Dream Tröll – The Witch’s Curse (Self-Released)Friday, 9th February 2018
Sparse information exists when scouring the internet regarding this UK group. According to their own Facebook page, inspiration travels from the metal genre, and to all the metal clichés that they still love. Dream Tröll have released a full-length The Knight of Rebellion in 2017 and quickly resurface for a follow up EP, The Witch’s Curse – delivering three more epic songs that take on heavy/traditional riffs and AOR/classic rock elements that are throwback for inspiration, while not forsaking a bit of that modern punch and tonality to generate possible wider appeal.
The three songs are built around addictive and streamlined guitar riffs, Paul Carter and Matt Baldwinson filling the landscape seamlessly through a mixture of harmony and heavier licks and tricks. This becomes most evident on “The Battle for Enki’s Tower”, where there are numerous passages that the guitar often mirrors the vocal melody chose before building into a heavier, gallop-oriented section to open up those searing lead breaks.
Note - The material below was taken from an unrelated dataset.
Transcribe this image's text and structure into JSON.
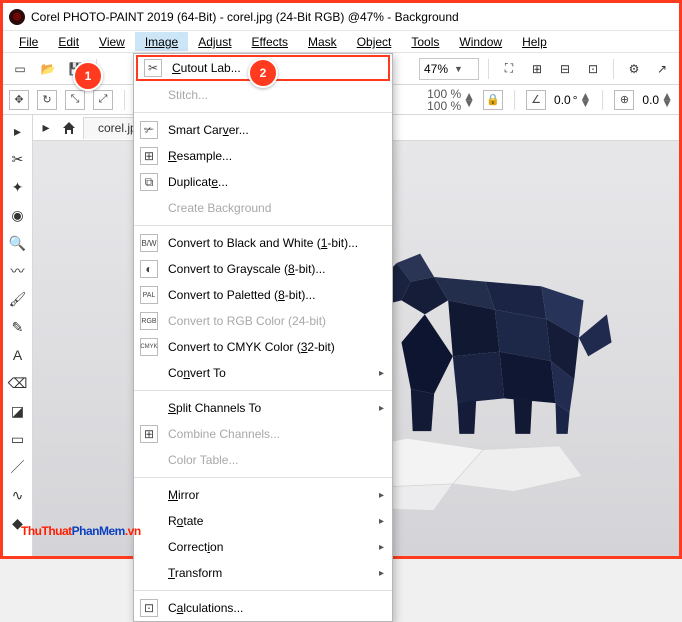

Lyrically spinning stories from the Old English/ Knights of the Round Table-period matches the NWOBHM-style music, even down to some of the special cowbell accents in the closer “Blood Moon”. Keyboards soothe in an atmospheric Rainbow meets Magnum way, or even add that 80’s Brit-pop aspect to certain proceedings while not overextending or washing out the metal style Dream Tröll clearly live for. You can feel that commanding aspect to ‘we will never be conquered’ during “Blood Moon” from latest vocalist Paul Walsh – his natural mid-range more in line with the smoothness of band such as Threshold or possibly Dave Grohl from the Foo Fighters, another differentiator to a typical screamer/shouter for the genre.
Add in a cover illustration that entices because of the Middle Ages tie in thematically, and it’s easy to understand that Dream Tröll certainly stand out from the traditional, classic metal pack. Their epic songwriting (averaging out at seven-minutes and change) makes sense given the story-telling aspect, but they make sure that all the musical parts are cohesive and going somewhere, not just meandering into a level of sameness or monotony. Solid stuff for sure – maybe not the most explosive in terms of out of the box hooks, but The Witch’s Curse has that long-term staying power through prolonged exposure.